Care of the Soul: Joyfully Adrift
Maybe, as we become more soulful, we drift into reality rather than away from it.
In recent weeks, I’ve been working on a video with my neighbor and friend John Van Ness. John is a thoughtful man in his 80s who has been a spiritual leader and a psychotherapist. When you look at John’s face, you understand what it means to be in love with life and fully alive. The video is about John’s wife, Pat, who died more than a year ago after a long and progressive experience of dementia.
John tells how his wife’s drift from reality led her to remember abuse in her childhood, a discovery that helped her understand some smoldering anger and allowed her to leave this world with considerable peace. In other words, her dementia enabled some healing.
I remember that when I first published Care of the Soul, I went on book tours and reminded people that when you live from your soul you may become eccentric—very eccentric. I hadn’t found this observation in ancient texts, my usual resource for insights, but had discovered it in my practice of therapy. Over and over, I saw people whose life-giving passion and individual creativity were hidden behind a fearful need to conform and be accepted by others on their terms.
As they discovered their own natures, especially through dream work, they became less concerned about approval and could allow some activities and behaviors that were just waiting to be released. Several quit their numbing jobs to pursue skills and interests that had been sidelined. Some abandoned old family morals and beliefs and became a scandal to their friends. A well-adjusted personality is not one of my goals as a therapist.

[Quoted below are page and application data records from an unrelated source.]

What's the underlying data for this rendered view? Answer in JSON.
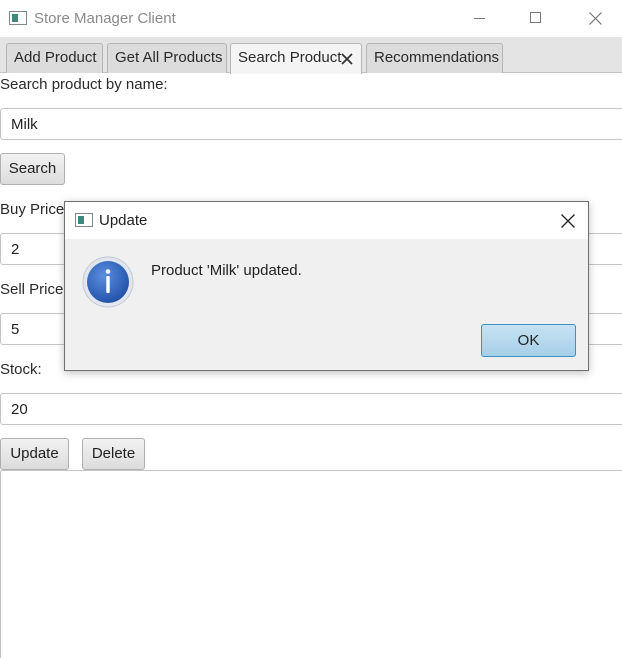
{
  "window": {
    "title": "Store Manager Client"
  },
  "tabs": [
    {
      "label": "Add Product"
    },
    {
      "label": "Get All Products"
    },
    {
      "label": "Search Product"
    },
    {
      "label": "Recommendations"
    }
  ],
  "search_form": {
    "search_label": "Search product by name:",
    "search_value": "Milk",
    "search_button": "Search",
    "buy_price_label": "Buy Price:",
    "buy_price_value": "2",
    "sell_price_label": "Sell Price:",
    "sell_price_value": "5",
    "stock_label": "Stock:",
    "stock_value": "20",
    "update_button": "Update",
    "delete_button": "Delete"
  },
  "dialog": {
    "title": "Update",
    "message": "Product 'Milk' updated.",
    "ok_button": "OK",
    "icon": "info-icon"
  },
  "icons": {
    "app": "app-icon",
    "minimize": "minimize-icon",
    "maximize": "maximize-icon",
    "close": "close-icon",
    "tab_close": "tab-close-icon"
  },
  "colors": {
    "dialog_ok_accent": "#a6cfe8",
    "info_icon": "#2f63b8",
    "tab_bar_bg": "#e4e4e4"
  }
}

As many therapists discover, practicing therapy is being in therapy. As the people I worked with went off happily into their new eccentric lives, I began to shed my own inhibitions. In my early years especially, I lived two lives. Outwardly I was a conventional, quiet, unremarkable scholarly type, while inwardly I nurtured all kinds of weirdness and personal tastes and passions. Once in a while, the inner devils would creep out into the world, as when I published a thoughtful study of the Marquis de Sade, presenting him as a particularly sane and perceptive artist instead of the creepy, twisted, and psychotic figure that history portrays. One publisher rejected my idea, saying it was obscene to place de Sade in the context of serious theology and psychology. My book ended up receiving an award and an excellent review from a pornographic magazine. While surprised and pleased by that, I felt pushed further to the edge of polite society.
As I grow older, I feel liberated in many ways, as if my soul is shining more. I pursue my interest in UFOs and aliens, develop my skills with the scrying mirror, and use my intuitions as the main guide of my life. I find personal strength in those eccentricities and a joy in life that was muffled in earlier years of conformity. I feel that as I drift further from reality I draw closer to the infinite and the absolutely mysterious, the object of my lifelong studies in theology and my idiosyncratic spiritual practice.

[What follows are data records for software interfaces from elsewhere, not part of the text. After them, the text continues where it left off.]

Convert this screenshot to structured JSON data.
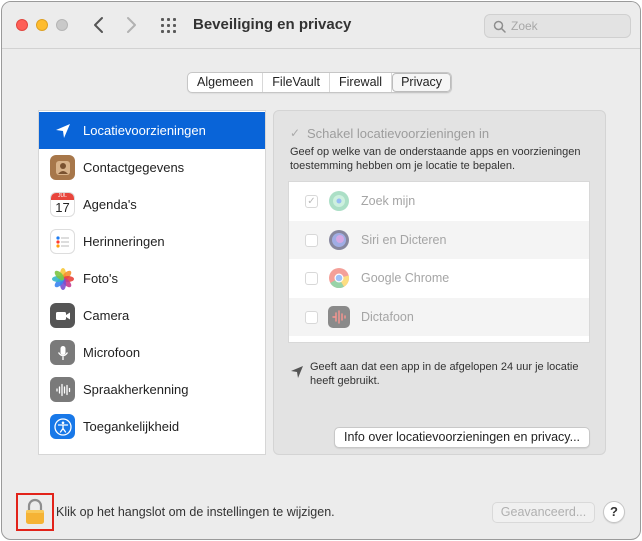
{
  "window": {
    "title": "Beveiliging en privacy"
  },
  "search": {
    "placeholder": "Zoek"
  },
  "tabs": [
    {
      "label": "Algemeen",
      "active": false
    },
    {
      "label": "FileVault",
      "active": false
    },
    {
      "label": "Firewall",
      "active": false
    },
    {
      "label": "Privacy",
      "active": true
    }
  ],
  "sidebar": {
    "items": [
      {
        "label": "Locatievoorzieningen",
        "icon": "location-arrow-icon",
        "selected": true
      },
      {
        "label": "Contactgegevens",
        "icon": "contacts-icon"
      },
      {
        "label": "Agenda's",
        "icon": "calendar-icon",
        "calendar_month": "JUL",
        "calendar_day": "17"
      },
      {
        "label": "Herinneringen",
        "icon": "reminders-icon"
      },
      {
        "label": "Foto's",
        "icon": "photos-icon"
      },
      {
        "label": "Camera",
        "icon": "camera-icon"
      },
      {
        "label": "Microfoon",
        "icon": "microphone-icon"
      },
      {
        "label": "Spraakherkenning",
        "icon": "speech-recognition-icon"
      },
      {
        "label": "Toegankelijkheid",
        "icon": "accessibility-icon"
      }
    ]
  },
  "panel": {
    "enable_label": "Schakel locatievoorzieningen in",
    "enable_checked": true,
    "description": "Geef op welke van de onderstaande apps en voorzieningen toestemming hebben om je locatie te bepalen.",
    "apps": [
      {
        "name": "Zoek mijn",
        "checked": true,
        "icon": "find-my-icon"
      },
      {
        "name": "Siri en Dicteren",
        "checked": false,
        "icon": "siri-icon"
      },
      {
        "name": "Google Chrome",
        "checked": false,
        "icon": "chrome-icon"
      },
      {
        "name": "Dictafoon",
        "checked": false,
        "icon": "voice-memos-icon"
      }
    ],
    "legend": "Geeft aan dat een app in de afgelopen 24 uur je locatie heeft gebruikt.",
    "info_button": "Info over locatievoorzieningen en privacy..."
  },
  "footer": {
    "lock_text": "Klik op het hangslot om de instellingen te wijzigen.",
    "advanced_button": "Geavanceerd...",
    "help_button": "?"
  },
  "colors": {
    "selection": "#0964d8",
    "lock_highlight": "#e2231a",
    "lock_body": "#f5b335"
  }
}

Modern psychology sometimes urges us to have a strong ego, to be normal and adjusted. I’d rather live from my soul, as deep skills and interests that even I don’t fully understand or control come into play. Admittedly, this is a crazier way to go about life, but it has its rewards.

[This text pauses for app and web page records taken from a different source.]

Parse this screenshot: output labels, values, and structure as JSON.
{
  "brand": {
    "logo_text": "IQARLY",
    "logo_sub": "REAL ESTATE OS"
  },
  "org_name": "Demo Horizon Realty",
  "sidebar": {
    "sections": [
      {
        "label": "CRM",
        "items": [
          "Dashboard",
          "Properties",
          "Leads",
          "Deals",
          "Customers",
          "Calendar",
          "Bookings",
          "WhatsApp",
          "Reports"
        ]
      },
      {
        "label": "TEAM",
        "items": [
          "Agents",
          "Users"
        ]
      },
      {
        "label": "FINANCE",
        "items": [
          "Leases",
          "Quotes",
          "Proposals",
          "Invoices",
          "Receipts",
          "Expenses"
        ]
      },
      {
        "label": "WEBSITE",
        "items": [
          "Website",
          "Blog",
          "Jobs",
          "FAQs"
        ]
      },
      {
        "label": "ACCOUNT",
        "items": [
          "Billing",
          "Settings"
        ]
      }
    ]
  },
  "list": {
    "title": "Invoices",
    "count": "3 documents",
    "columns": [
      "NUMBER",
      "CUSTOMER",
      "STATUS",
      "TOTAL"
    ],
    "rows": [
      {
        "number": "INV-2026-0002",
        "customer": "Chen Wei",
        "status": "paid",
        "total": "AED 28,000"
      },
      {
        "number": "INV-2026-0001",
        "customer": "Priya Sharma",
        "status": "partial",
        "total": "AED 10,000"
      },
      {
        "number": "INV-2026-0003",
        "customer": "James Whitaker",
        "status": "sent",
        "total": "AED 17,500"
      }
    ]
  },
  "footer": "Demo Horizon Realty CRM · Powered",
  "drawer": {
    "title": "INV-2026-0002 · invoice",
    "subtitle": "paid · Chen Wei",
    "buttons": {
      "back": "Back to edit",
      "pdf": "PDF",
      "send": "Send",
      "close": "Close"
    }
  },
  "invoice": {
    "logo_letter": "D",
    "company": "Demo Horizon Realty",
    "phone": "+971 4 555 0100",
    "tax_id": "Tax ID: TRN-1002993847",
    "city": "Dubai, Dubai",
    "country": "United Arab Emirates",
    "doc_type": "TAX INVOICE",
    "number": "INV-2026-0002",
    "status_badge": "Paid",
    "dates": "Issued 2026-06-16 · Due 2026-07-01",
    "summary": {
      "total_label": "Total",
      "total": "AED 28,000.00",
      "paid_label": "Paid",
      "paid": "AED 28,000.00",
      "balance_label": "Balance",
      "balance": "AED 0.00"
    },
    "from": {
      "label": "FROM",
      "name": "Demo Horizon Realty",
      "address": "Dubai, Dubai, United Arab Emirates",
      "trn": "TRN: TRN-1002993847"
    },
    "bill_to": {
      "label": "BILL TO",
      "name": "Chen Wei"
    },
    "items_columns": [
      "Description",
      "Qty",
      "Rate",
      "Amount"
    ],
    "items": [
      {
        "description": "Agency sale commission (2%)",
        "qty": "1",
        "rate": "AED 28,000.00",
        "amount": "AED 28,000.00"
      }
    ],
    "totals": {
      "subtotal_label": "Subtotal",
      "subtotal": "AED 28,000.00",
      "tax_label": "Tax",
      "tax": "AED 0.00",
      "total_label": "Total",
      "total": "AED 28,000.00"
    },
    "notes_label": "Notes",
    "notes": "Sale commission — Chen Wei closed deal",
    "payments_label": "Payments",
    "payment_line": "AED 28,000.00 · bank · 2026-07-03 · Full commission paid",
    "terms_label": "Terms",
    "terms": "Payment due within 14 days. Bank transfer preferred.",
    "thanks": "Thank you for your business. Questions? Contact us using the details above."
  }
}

In therapy I’ve learned that the world is often upside down: What you thought was right and reasonable turns out to be harmful and limiting. What you thought was crazy and maladjusted is revealed as the most sane and creative. As you become a more soulful person, you drift further from what most people would call reality.
At its best, I see the drift as a movement toward the divine, which is more real than reality. It’s a deep and hidden factor in every cell throughout nature, culture, and personality. Maybe, as we become more soulful, we drift into reality rather than away from it. We discover that what we thought was real and reasonable isn’t so at all. And as we make these unexpected discoveries, we ourselves become less adjusted and normal, and we find delicious freedom in our eccentricity.
I appreciate my friend John’s open mind that allows him to see value in his wife’s drift away from reality. He looked at her through the eyes of his soul, a soul that turns everything upside down, which ultimately is right side up.